> Instructions to follow
Pull every line holding the word "title" out of the data and copy it.

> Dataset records
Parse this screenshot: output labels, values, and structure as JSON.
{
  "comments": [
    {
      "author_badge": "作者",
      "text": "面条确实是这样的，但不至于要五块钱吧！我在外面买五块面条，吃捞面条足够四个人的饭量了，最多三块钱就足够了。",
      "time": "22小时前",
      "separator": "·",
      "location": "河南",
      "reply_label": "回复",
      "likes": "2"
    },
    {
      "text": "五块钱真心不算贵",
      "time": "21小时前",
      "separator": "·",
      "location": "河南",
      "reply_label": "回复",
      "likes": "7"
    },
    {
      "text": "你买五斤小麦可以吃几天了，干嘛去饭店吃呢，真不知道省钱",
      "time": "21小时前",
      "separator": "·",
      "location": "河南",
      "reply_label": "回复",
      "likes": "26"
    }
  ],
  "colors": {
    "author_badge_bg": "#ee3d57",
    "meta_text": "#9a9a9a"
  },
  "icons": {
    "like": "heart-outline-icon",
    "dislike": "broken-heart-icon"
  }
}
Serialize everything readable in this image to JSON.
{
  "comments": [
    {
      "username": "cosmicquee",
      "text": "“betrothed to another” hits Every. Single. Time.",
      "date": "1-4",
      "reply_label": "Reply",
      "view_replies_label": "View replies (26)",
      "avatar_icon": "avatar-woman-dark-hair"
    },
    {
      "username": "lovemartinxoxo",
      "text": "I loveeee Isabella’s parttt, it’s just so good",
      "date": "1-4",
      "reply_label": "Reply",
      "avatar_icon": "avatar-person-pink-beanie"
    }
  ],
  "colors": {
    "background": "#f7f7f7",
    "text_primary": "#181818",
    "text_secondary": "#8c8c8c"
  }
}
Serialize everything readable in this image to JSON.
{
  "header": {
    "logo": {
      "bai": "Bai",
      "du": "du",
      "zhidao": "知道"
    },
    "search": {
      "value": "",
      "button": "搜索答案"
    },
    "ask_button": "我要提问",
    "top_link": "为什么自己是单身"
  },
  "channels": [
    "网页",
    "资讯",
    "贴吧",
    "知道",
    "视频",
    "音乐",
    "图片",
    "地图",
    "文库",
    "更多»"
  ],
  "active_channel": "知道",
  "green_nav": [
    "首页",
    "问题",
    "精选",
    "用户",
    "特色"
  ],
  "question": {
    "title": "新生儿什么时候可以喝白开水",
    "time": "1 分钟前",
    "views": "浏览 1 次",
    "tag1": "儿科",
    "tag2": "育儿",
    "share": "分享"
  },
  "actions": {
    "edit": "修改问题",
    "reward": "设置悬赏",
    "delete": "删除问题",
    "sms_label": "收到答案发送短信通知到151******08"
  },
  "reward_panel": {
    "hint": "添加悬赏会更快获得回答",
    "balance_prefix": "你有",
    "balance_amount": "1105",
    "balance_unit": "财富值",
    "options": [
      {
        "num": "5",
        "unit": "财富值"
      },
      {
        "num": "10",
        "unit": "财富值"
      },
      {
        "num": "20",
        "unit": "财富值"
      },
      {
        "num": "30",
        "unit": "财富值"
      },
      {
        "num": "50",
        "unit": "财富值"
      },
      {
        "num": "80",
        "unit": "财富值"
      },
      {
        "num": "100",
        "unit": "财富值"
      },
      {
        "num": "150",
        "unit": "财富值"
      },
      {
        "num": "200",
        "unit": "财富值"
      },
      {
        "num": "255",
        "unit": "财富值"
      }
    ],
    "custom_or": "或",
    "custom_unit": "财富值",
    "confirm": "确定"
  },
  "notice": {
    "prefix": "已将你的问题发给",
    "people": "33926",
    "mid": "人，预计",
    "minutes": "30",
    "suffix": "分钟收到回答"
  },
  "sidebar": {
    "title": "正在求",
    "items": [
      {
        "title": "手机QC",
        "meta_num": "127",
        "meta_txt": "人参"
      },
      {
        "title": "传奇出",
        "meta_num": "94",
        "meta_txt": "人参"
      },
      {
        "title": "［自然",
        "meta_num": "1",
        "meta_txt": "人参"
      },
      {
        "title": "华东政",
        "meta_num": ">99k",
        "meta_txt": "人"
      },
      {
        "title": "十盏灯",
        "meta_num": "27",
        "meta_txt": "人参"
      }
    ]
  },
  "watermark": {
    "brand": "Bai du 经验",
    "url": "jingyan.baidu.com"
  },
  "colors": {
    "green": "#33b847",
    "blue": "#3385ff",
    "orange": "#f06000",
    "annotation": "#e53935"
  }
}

> Your response
    "title": "新生儿什么时候可以喝白开水",
    "title": "正在求",
        "title": "手机QC",
        "title": "传奇出",
        "title": "［自然",
        "title": "华东政",
        "title": "十盏灯",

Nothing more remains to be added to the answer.